# Problem statement
Write out each line below exactly as it appears.
───── Source information ─────
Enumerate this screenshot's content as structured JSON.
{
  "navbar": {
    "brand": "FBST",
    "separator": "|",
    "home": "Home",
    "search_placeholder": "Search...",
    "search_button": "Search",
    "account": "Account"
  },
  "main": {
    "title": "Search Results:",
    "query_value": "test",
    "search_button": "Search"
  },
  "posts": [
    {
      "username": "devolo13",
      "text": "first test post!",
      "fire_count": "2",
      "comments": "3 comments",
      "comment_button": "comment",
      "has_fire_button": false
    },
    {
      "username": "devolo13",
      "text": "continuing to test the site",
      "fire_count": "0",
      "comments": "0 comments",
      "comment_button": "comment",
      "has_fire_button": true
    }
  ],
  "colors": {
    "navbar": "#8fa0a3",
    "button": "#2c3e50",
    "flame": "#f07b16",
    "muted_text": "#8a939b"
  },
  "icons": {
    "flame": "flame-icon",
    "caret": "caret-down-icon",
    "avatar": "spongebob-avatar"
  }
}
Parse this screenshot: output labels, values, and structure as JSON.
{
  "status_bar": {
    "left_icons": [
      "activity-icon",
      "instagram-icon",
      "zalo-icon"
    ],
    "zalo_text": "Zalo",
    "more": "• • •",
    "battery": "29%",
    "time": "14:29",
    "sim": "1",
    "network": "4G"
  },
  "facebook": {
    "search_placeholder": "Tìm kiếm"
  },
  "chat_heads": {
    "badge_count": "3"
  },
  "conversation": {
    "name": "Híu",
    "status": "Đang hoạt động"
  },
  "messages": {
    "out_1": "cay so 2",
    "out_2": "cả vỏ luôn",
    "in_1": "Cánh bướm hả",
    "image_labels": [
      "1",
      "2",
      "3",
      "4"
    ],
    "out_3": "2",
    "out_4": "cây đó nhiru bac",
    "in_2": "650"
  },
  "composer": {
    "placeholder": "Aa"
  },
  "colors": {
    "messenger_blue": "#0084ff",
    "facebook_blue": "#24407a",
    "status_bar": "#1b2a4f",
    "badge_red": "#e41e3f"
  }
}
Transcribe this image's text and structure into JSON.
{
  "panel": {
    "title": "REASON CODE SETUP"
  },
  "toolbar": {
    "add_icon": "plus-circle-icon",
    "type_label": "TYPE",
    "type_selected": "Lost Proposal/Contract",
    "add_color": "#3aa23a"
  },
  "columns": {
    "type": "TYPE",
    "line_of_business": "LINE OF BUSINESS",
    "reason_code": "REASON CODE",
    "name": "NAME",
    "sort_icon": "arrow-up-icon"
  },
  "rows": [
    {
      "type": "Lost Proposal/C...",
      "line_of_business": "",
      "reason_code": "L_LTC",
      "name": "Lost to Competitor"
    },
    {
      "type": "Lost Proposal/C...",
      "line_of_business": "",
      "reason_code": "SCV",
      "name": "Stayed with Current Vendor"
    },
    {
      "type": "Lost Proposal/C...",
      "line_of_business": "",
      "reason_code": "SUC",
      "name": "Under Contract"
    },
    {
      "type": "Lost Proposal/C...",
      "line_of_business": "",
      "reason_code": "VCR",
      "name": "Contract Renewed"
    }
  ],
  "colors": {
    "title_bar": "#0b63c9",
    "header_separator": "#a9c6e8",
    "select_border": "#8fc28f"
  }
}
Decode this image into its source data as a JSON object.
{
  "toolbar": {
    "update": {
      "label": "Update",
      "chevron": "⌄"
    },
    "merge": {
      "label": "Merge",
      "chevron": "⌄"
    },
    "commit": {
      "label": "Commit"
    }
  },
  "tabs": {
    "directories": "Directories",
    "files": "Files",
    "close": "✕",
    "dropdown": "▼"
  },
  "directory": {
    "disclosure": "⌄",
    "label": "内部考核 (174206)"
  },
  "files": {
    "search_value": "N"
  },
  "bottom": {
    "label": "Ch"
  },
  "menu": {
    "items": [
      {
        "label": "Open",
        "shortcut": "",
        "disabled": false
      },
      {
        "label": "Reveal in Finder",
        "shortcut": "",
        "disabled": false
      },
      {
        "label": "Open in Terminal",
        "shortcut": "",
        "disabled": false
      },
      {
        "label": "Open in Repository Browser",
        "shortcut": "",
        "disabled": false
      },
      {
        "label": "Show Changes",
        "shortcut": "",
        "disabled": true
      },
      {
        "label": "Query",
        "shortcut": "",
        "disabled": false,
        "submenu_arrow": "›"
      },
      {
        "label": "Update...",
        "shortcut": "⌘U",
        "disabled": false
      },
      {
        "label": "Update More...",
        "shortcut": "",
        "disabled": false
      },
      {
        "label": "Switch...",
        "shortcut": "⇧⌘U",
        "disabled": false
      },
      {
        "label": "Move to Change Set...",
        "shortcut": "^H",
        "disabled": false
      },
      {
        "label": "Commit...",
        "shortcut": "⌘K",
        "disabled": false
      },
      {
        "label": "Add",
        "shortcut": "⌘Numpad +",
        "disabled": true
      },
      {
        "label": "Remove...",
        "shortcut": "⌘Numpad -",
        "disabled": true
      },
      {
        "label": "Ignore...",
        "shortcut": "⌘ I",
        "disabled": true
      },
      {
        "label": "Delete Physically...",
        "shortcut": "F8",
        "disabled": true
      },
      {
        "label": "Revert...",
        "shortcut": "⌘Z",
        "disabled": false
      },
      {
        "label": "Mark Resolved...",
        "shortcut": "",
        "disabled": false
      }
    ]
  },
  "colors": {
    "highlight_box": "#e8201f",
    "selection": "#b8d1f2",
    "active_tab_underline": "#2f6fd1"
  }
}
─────
# Solution to the problem
Enumerate this screenshot's content as structured JSON.
{
  "navbar": {
    "brand": "FBST",
    "separator": "|",
    "home": "Home",
    "search_placeholder": "Search...",
    "search_button": "Search",
    "account": "Account"
  },
  "main": {
    "title": "Search Results:",
    "query_value": "test",
    "search_button": "Search"
  },
  "posts": [
    {
      "username": "devolo13",
      "text": "first test post!",
      "fire_count": "2",
      "comments": "3 comments",
      "comment_button": "comment",
      "has_fire_button": false
    },
    {
      "username": "devolo13",
      "text": "continuing to test the site",
      "fire_count": "0",
      "comments": "0 comments",
      "comment_button": "comment",
      "has_fire_button": true
    }
  ],
  "colors": {
    "navbar": "#8fa0a3",
    "button": "#2c3e50",
    "flame": "#f07b16",
    "muted_text": "#8a939b"
  },
  "icons": {
    "flame": "flame-icon",
    "caret": "caret-down-icon",
    "avatar": "spongebob-avatar"
  }
}
Parse this screenshot: output labels, values, and structure as JSON.
{
  "status_bar": {
    "left_icons": [
      "activity-icon",
      "instagram-icon",
      "zalo-icon"
    ],
    "zalo_text": "Zalo",
    "more": "• • •",
    "battery": "29%",
    "time": "14:29",
    "sim": "1",
    "network": "4G"
  },
  "facebook": {
    "search_placeholder": "Tìm kiếm"
  },
  "chat_heads": {
    "badge_count": "3"
  },
  "conversation": {
    "name": "Híu",
    "status": "Đang hoạt động"
  },
  "messages": {
    "out_1": "cay so 2",
    "out_2": "cả vỏ luôn",
    "in_1": "Cánh bướm hả",
    "image_labels": [
      "1",
      "2",
      "3",
      "4"
    ],
    "out_3": "2",
    "out_4": "cây đó nhiru bac",
    "in_2": "650"
  },
  "composer": {
    "placeholder": "Aa"
  },
  "colors": {
    "messenger_blue": "#0084ff",
    "facebook_blue": "#24407a",
    "status_bar": "#1b2a4f",
    "badge_red": "#e41e3f"
  }
}
Transcribe this image's text and structure into JSON.
{
  "panel": {
    "title": "REASON CODE SETUP"
  },
  "toolbar": {
    "add_icon": "plus-circle-icon",
    "type_label": "TYPE",
    "type_selected": "Lost Proposal/Contract",
    "add_color": "#3aa23a"
  },
  "columns": {
    "type": "TYPE",
    "line_of_business": "LINE OF BUSINESS",
    "reason_code": "REASON CODE",
    "name": "NAME",
    "sort_icon": "arrow-up-icon"
  },
  "rows": [
    {
      "type": "Lost Proposal/C...",
      "line_of_business": "",
      "reason_code": "L_LTC",
      "name": "Lost to Competitor"
    },
    {
      "type": "Lost Proposal/C...",
      "line_of_business": "",
      "reason_code": "SCV",
      "name": "Stayed with Current Vendor"
    },
    {
      "type": "Lost Proposal/C...",
      "line_of_business": "",
      "reason_code": "SUC",
      "name": "Under Contract"
    },
    {
      "type": "Lost Proposal/C...",
      "line_of_business": "",
      "reason_code": "VCR",
      "name": "Contract Renewed"
    }
  ],
  "colors": {
    "title_bar": "#0b63c9",
    "header_separator": "#a9c6e8",
    "select_border": "#8fc28f"
  }
}
Decode this image into its source data as a JSON object.
{
  "toolbar": {
    "update": {
      "label": "Update",
      "chevron": "⌄"
    },
    "merge": {
      "label": "Merge",
      "chevron": "⌄"
    },
    "commit": {
      "label": "Commit"
    }
  },
  "tabs": {
    "directories": "Directories",
    "files": "Files",
    "close": "✕",
    "dropdown": "▼"
  },
  "directory": {
    "disclosure": "⌄",
    "label": "内部考核 (174206)"
  },
  "files": {
    "search_value": "N"
  },
  "bottom": {
    "label": "Ch"
  },
  "menu": {
    "items": [
      {
        "label": "Open",
        "shortcut": "",
        "disabled": false
      },
      {
        "label": "Reveal in Finder",
        "shortcut": "",
        "disabled": false
      },
      {
        "label": "Open in Terminal",
        "shortcut": "",
        "disabled": false
      },
      {
        "label": "Open in Repository Browser",
        "shortcut": "",
        "disabled": false
      },
      {
        "label": "Show Changes",
        "shortcut": "",
        "disabled": true
      },
      {
        "label": "Query",
        "shortcut": "",
        "disabled": false,
        "submenu_arrow": "›"
      },
      {
        "label": "Update...",
        "shortcut": "⌘U",
        "disabled": false
      },
      {
        "label": "Update More...",
        "shortcut": "",
        "disabled": false
      },
      {
        "label": "Switch...",
        "shortcut": "⇧⌘U",
        "disabled": false
      },
      {
        "label": "Move to Change Set...",
        "shortcut": "^H",
        "disabled": false
      },
      {
        "label": "Commit...",
        "shortcut": "⌘K",
        "disabled": false
      },
      {
        "label": "Add",
        "shortcut": "⌘Numpad +",
        "disabled": true
      },
      {
        "label": "Remove...",
        "shortcut": "⌘Numpad -",
        "disabled": true
      },
      {
        "label": "Ignore...",
        "shortcut": "⌘ I",
        "disabled": true
      },
      {
        "label": "Delete Physically...",
        "shortcut": "F8",
        "disabled": true
      },
      {
        "label": "Revert...",
        "shortcut": "⌘Z",
        "disabled": false
      },
      {
        "label": "Mark Resolved...",
        "shortcut": "",
        "disabled": false
      }
    ]
  },
  "colors": {
    "highlight_box": "#e8201f",
    "selection": "#b8d1f2",
    "active_tab_underline": "#2f6fd1"
  }
}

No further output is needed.